For Cerf, the HTTPS protocol is a very important mechanism for securing communications. He is also a fan of two-factor authentication for securing online banking and is happy to use an authentication device, even if it is not convenient, because it adds a layer of security against fraudsters. But he adds: “I have 300 online accounts and so I need the equivalent of one two-factor authentication device to handle all accounts.”
Growing the talent pool
In 2013, Vint Cerf won the Queen Elizabeth Prize for Engineering. The award celebrates engineering visionaries from a wide variety of sectors, and aims to inspire young minds to consider engineering as a career choice and to help solve the challenges of today and tomorrow.
Discussing the need to attract new tech talent, Cerf says: “I’ve had a wonderful career. Computer science opens a vista of opportunity which is unparalleled. It’s like space being the final frontier. There is no limit to what you can program – you are only limited by your imagination. It has unlimited potential, which makes software an amazing place to be.”
Given the reach of the internet, software can be available to half the world’s population, says Cerf. His advice to young people considering computer programming is: “What’s not to like doing something that you enjoy and you’re good at? If you did well in geometry, you should do well in computer science.”

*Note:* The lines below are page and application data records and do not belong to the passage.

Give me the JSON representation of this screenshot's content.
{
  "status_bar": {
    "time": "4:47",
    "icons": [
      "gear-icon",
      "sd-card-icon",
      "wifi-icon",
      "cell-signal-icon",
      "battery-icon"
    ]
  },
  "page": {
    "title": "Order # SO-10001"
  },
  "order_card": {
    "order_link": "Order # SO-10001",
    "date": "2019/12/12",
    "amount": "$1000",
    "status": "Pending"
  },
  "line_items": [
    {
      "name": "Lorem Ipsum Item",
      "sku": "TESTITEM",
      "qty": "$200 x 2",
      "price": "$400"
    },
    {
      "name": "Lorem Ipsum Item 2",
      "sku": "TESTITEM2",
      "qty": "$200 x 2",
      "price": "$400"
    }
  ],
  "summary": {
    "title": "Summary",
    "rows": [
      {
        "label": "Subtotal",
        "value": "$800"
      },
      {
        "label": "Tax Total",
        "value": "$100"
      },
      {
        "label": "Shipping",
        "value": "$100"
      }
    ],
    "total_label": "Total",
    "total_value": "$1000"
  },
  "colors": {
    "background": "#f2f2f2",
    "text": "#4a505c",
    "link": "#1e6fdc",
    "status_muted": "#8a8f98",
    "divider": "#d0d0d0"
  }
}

Cerf’s first personal computer was an Apple II running VisiCalc in 1979. The significance of VisiCalc was, he says: “You didn’t have to be a programmer. Ordinary mortals could make a spreadsheet.”

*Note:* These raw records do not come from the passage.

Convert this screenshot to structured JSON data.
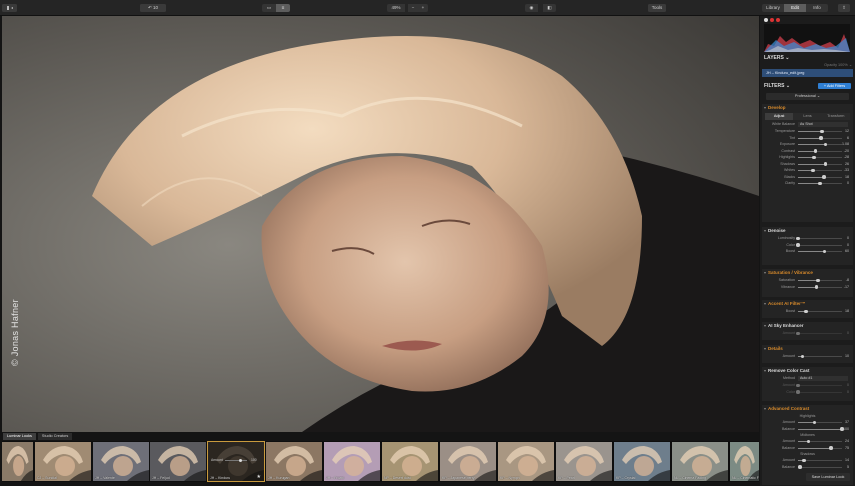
{
  "toolbar": {
    "zoom_label": "49%",
    "zoom_minus": "−",
    "zoom_plus": "+",
    "undo_count": "10",
    "tools_label": "Tools",
    "mode_tabs": [
      "Library",
      "Edit",
      "Info"
    ]
  },
  "watermark": "© Jonas Hafner",
  "panel": {
    "layers_title": "LAYERS ⌄",
    "layer_opacity": "Opacity 100% ⌄",
    "layer_name": "JH – Kinduru_edit.jpeg",
    "filters_title": "FILTERS ⌄",
    "add_filter": "+ Add Filters",
    "workspace": "Professional ⌄",
    "develop": {
      "title": "Develop",
      "tabs": [
        "Adjust",
        "Lens",
        "Transform"
      ],
      "white_balance_label": "White Balance",
      "white_balance_value": "As Shot",
      "rows": [
        {
          "label": "Temperature",
          "value": "12",
          "pos": 0.55
        },
        {
          "label": "Tint",
          "value": "6",
          "pos": 0.52
        },
        {
          "label": "Exposure",
          "value": "1.08",
          "pos": 0.62
        },
        {
          "label": "Contrast",
          "value": "-20",
          "pos": 0.4
        },
        {
          "label": "Highlights",
          "value": "-28",
          "pos": 0.36
        },
        {
          "label": "Shadows",
          "value": "26",
          "pos": 0.63
        },
        {
          "label": "Whites",
          "value": "-33",
          "pos": 0.34
        },
        {
          "label": "Blacks",
          "value": "18",
          "pos": 0.59
        },
        {
          "label": "Clarity",
          "value": "0",
          "pos": 0.5
        }
      ]
    },
    "denoise": {
      "title": "Denoise",
      "rows": [
        {
          "label": "Luminosity",
          "value": "0",
          "pos": 0.0
        },
        {
          "label": "Color",
          "value": "0",
          "pos": 0.0
        },
        {
          "label": "Boost",
          "value": "60",
          "pos": 0.6
        }
      ]
    },
    "saturation": {
      "title": "Saturation / Vibrance",
      "rows": [
        {
          "label": "Saturation",
          "value": "-8",
          "pos": 0.46
        },
        {
          "label": "Vibrance",
          "value": "-17",
          "pos": 0.42
        }
      ]
    },
    "accent_ai": {
      "title": "Accent AI Filter™",
      "rows": [
        {
          "label": "Boost",
          "value": "18",
          "pos": 0.18
        }
      ]
    },
    "ai_sky": {
      "title": "AI Sky Enhancer",
      "rows": [
        {
          "label": "Amount",
          "value": "0",
          "pos": 0.0
        }
      ]
    },
    "details": {
      "title": "Details",
      "rows": [
        {
          "label": "Amount",
          "value": "10",
          "pos": 0.1
        }
      ]
    },
    "remove_color_cast": {
      "title": "Remove Color Cast",
      "method_label": "Method",
      "method_value": "Auto #1",
      "rows": [
        {
          "label": "Amount",
          "value": "0",
          "pos": 0.0
        },
        {
          "label": "Color",
          "value": "0",
          "pos": 0.0
        }
      ]
    },
    "advanced_contrast": {
      "title": "Advanced Contrast",
      "groups": [
        {
          "name": "Highlights",
          "rows": [
            {
              "label": "Amount",
              "value": "37",
              "pos": 0.37
            },
            {
              "label": "Balance",
              "value": "100",
              "pos": 1.0
            }
          ]
        },
        {
          "name": "Midtones",
          "rows": [
            {
              "label": "Amount",
              "value": "24",
              "pos": 0.24
            },
            {
              "label": "Balance",
              "value": "75",
              "pos": 0.75
            }
          ]
        },
        {
          "name": "Shadows",
          "rows": [
            {
              "label": "Amount",
              "value": "14",
              "pos": 0.14
            },
            {
              "label": "Balance",
              "value": "5",
              "pos": 0.05
            }
          ]
        }
      ]
    },
    "save_label": "Save Luminar Look"
  },
  "bottom": {
    "tabs": [
      "Luminar Looks",
      "Studio Creators"
    ],
    "selected_amount_label": "Amount",
    "selected_amount_value": "100",
    "thumbs": [
      {
        "label": "",
        "tone": "#8a7a68"
      },
      {
        "label": "CJ – Sundial",
        "tone": "#a08b73"
      },
      {
        "label": "JH – Valente",
        "tone": "#6e6f78"
      },
      {
        "label": "JH – Feljud",
        "tone": "#5a5a5e"
      },
      {
        "label": "JH – Kinduru",
        "tone": "#2b2620"
      },
      {
        "label": "JH – Kurugan",
        "tone": "#8c7763"
      },
      {
        "label": "JH – Frozni",
        "tone": "#b49db5"
      },
      {
        "label": "NP – Desert dust",
        "tone": "#a69473"
      },
      {
        "label": "KP – Japanese berry",
        "tone": "#9b8f86"
      },
      {
        "label": "KP – Nymph",
        "tone": "#a99782"
      },
      {
        "label": "KP – Pearl",
        "tone": "#9a948e"
      },
      {
        "label": "KP – Crystal",
        "tone": "#6e7e8c"
      },
      {
        "label": "NL – Cinema Fading",
        "tone": "#8a8f88"
      },
      {
        "label": "NL – Cinematic Fx",
        "tone": "#7c8b84"
      }
    ]
  }
}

Cerf doesn’t trust the use of mobile phone as the second factor of authentication. He says: “Mobiles are hackable. The SIM chip can be conned. I have seen server hijacking [attacks] use that technique.”
Security of the internet and web is built on layers, but, as Cerf points out, achieving this is hard because it requires third-party trust. He says that third-party trust is a really tough problem to solve, because there are many certificate authorities, some of which have been compromised.
Cerf is also extremely concerned about IoT security. “They are cheap devices and the manufacturers don’t spend a lot of time on security,” he says. To improve IoT security, Cerf says he would like to see public/private key authentication implemented in IoT connectivity.
Today, internet connectivity involves transmitting photons in optical cables at the speed of light between one point on the planet and another. Looking towards the future of internet technology, one of the most compelling areas of research to emerge is the use of quantum mechanics in data communications.
“The classic use is in quantum key distribution,” says Cerf. “The hottest topic is the quantum relay. The idea is to build a network that allows you to transmit photons that are entangled, so that two different quantum machines that are separate from each other can become entangled, so that the computation can happen concurrently.”
Cerf says the benefit of a quantum relay is that it gets around the difficulties of building bigger quantum machines reliably, which use more qubits. A quantum relay effectively enables quantum computers to scale horizontally, as Cerf explains: “If you can build one quantum machine with enough qubits to do something, what would happen if you then have replicas and pass the quantum state to the other machines, so that you can run them in parallel?”
This is the goal of a quantum relay, he says.